Yes, this gets very sketchy, very fast. The comparatively thin end of that wedge is the agent provocateur, the person assigned to lure the target into committing a serious enough crime to nail them for. (Actual level of seriousness can vary: in some places and times, just saying “I hope the king dies” is enough, while in others you’d have to actively plot his assassination.) The thick end involves manufacturing and planting evidence of crimes the target didn’t commit. A spymaster might defend these actions by saying a loyal subject could not be lured into sedition or treason, and the person who gets framed is already an enemy of the crown; the frame simply accelerates the process of neutralizing that threat.
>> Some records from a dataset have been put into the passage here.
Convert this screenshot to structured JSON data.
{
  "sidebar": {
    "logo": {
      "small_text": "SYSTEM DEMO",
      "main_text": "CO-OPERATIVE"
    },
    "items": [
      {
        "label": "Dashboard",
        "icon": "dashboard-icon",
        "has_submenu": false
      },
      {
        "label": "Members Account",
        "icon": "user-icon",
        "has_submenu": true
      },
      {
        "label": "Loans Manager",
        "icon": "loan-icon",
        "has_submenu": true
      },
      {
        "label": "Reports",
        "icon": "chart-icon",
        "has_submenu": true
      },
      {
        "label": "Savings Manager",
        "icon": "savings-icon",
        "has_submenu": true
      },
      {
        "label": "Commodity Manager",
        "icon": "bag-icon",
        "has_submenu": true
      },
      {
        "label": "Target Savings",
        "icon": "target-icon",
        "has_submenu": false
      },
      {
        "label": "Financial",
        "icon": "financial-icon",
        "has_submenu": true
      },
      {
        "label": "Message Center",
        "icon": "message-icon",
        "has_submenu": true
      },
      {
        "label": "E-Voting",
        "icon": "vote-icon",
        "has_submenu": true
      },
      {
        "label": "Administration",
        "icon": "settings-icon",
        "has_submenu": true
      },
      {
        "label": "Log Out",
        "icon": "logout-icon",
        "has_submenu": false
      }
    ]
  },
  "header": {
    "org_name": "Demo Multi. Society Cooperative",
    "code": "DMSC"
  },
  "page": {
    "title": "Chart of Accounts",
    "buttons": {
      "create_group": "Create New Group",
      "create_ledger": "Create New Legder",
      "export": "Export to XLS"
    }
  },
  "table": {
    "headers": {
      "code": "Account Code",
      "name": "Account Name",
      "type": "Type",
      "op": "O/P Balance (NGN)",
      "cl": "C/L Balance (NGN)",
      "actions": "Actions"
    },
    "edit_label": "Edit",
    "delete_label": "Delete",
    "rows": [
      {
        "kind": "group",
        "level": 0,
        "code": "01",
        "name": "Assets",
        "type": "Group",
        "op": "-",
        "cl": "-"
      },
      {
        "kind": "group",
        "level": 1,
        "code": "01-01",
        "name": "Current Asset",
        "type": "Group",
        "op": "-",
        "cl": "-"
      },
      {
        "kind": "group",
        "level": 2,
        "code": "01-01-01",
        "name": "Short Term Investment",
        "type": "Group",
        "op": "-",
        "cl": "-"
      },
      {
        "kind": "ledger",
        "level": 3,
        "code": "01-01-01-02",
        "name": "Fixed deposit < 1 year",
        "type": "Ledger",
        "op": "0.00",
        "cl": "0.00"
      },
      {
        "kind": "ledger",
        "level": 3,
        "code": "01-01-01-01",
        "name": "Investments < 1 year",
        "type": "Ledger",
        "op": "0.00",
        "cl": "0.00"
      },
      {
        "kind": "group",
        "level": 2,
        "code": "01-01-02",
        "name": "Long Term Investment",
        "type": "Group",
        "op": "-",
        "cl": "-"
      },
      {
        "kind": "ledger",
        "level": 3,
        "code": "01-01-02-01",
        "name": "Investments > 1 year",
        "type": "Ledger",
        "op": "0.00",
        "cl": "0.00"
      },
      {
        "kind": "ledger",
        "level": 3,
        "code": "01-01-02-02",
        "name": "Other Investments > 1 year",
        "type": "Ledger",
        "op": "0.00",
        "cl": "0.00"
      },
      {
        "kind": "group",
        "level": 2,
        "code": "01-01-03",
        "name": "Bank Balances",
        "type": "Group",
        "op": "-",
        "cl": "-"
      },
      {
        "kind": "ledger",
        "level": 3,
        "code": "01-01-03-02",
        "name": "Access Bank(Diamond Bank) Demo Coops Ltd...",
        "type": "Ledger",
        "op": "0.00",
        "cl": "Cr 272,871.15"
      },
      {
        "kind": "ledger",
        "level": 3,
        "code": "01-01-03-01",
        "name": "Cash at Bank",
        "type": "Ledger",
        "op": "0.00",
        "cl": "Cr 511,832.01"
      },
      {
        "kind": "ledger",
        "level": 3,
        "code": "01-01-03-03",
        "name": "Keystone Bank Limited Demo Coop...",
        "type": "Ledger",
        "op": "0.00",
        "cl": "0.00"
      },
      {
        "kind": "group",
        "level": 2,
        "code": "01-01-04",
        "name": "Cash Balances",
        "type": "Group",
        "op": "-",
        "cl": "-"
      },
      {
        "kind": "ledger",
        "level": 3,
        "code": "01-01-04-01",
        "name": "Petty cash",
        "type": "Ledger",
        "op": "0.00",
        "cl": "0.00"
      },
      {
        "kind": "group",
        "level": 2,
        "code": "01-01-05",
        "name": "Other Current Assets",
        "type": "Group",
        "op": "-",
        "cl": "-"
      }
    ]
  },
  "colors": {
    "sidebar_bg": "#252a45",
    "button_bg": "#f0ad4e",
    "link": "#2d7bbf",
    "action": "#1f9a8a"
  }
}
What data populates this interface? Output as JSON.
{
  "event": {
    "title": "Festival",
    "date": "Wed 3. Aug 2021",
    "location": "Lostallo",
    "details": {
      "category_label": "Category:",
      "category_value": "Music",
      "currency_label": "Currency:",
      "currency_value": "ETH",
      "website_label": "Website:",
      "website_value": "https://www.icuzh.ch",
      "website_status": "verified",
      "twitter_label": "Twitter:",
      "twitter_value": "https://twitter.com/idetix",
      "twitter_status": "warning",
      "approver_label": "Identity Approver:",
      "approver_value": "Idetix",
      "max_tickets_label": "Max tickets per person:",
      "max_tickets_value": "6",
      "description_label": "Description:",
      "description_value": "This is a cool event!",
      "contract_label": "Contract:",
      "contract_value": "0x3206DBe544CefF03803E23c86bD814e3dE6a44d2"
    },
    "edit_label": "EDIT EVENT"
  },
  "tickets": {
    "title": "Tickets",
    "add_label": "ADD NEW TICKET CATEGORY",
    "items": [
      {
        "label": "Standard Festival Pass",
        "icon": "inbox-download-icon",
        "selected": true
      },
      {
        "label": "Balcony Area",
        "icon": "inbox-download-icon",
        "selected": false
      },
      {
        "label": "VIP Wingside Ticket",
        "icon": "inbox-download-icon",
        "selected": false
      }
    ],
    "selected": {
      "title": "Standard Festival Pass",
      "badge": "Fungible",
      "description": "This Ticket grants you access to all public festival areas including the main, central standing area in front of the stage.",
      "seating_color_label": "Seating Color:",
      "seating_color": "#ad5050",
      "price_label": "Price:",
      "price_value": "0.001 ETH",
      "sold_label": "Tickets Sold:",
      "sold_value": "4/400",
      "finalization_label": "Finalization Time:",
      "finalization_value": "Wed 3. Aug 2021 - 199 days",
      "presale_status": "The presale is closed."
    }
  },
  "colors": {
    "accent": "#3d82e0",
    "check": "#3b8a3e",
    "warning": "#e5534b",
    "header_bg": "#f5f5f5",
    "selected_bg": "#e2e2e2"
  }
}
But from an outside perspective . . . yeah, this work gets profoundly dubious, on both a legal and moral level.
Especially when it expands beyond the sphere of government agents. To me, the most terrifying scenario isn’t the spymaster whose agents could be anywhere; it’s the spymaster who encourages ordinary citizens to inform on one another. Knowing that your own neighbor could report you for untoward activity — or invent untoward activity, if they simply don’t like you — can mean living in a state of constant paranoia. You may wind up policing your own behavior to an obsessive degree, fearing that the smallest move will become your downfall.
Few governments go that far, but quite a few have crossed spies with police to create a “secret police,” a force authorized to maintain internal control by covert means. That term as we use it now is mostly a modern phenomenon, which makes sense; as we discussed before, police in general tilt modern. They tend to require a well-organized bureaucracy, which lots of pre-modern states can’t manage. But there are exceptions: China’s Embroidered Uniform Guard operated for more than two hundred and sixty years, from the late 1300s to the mid-1600s. In other places and times, such agents not be organized into a police-like body, but they could still quietly “vanish” anyone who’s drawn the wrong kind of attention.
The other thing to say about these matters is that they tilt largely urban. Certainly there have been countless peasant revolts in history, but few of them were intensively planned in advance. Many began when some offense happened, someone reacted violently, someone answered the violence with more violence, and soon everyone was taking up arms. The exceptions might well catch the government off guard, because it’s hard to monitor activity in the countryside; travel is slow, people are dispersed, and they’ll notice the presence of strangers far more readily. (Though remember what I said before about merchants operating as spies?) But by that same token, it’s hard for rural people to organize in large numbers and gather the resources necessary to become a significant problem, at least without attracting attention. Many of the biggest threats will originate in urban areas, and so that is where most of the work against them will be concentrated.
To me, internal security falls under the header of “distasteful necessity.” It’s utopian to imagine a government that doesn’t have to worry about any of its citizens plotting political malfeasance; there will always be someone who’s dissatisfied or has their own agenda to push. And a government that decides to prioritize privacy too highly over security won’t last long. But as with anything espionage-related, it’s basically impossible to conduct this work and come out clean — and once you have the capacity to watch for threats, there’s a constant temptation to identify more things as threats, to act sooner and stronger against the ones you see, to claim your ends justify your means.